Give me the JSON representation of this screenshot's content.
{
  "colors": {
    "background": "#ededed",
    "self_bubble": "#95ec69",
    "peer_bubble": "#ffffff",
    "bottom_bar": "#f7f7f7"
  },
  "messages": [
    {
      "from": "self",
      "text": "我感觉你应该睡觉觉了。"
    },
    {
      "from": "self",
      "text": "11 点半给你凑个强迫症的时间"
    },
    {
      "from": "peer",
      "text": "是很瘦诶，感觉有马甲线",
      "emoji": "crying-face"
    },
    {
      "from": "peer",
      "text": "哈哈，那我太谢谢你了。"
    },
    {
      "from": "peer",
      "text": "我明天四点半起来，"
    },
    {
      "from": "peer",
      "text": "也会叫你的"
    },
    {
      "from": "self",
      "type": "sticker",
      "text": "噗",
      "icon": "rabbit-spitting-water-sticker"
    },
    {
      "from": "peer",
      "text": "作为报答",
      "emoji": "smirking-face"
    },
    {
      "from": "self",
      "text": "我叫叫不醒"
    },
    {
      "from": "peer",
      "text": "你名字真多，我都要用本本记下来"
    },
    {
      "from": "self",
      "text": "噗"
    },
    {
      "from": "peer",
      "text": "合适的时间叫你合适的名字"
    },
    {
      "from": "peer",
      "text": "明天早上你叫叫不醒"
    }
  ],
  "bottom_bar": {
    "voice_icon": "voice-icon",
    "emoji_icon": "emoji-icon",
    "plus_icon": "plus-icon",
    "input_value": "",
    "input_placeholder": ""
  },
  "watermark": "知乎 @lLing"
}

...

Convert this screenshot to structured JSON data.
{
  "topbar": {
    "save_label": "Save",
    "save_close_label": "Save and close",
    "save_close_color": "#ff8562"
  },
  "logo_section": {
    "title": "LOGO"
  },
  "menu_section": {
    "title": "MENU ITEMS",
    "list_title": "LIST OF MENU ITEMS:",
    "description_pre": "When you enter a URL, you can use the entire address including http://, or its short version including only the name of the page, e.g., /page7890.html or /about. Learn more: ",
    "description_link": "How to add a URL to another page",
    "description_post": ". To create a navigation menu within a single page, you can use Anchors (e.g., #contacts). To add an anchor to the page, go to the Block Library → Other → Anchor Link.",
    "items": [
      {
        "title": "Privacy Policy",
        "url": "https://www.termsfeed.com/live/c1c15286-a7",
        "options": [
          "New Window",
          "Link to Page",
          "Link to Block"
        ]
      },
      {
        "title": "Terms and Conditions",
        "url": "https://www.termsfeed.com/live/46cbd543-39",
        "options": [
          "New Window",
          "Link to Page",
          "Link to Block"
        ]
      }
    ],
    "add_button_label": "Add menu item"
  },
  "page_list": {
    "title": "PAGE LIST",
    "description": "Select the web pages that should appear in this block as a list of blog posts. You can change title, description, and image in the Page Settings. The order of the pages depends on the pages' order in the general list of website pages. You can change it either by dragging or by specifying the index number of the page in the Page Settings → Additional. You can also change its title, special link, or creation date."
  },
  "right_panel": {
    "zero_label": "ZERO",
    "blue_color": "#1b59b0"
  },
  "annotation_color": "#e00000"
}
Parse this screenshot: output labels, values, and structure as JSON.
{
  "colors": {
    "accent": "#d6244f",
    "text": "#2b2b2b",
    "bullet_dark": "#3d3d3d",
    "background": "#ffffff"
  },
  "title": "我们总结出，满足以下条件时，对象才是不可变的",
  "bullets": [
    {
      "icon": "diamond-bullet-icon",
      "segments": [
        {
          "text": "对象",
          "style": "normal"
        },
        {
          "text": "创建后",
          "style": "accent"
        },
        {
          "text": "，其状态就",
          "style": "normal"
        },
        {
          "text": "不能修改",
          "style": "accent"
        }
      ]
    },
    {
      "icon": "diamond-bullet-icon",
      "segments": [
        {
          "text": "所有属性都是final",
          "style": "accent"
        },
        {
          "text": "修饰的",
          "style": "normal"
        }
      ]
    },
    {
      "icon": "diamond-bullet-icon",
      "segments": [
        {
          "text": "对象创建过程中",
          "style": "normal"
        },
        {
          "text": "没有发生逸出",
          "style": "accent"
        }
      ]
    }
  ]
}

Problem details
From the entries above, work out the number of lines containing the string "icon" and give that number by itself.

Answer space
7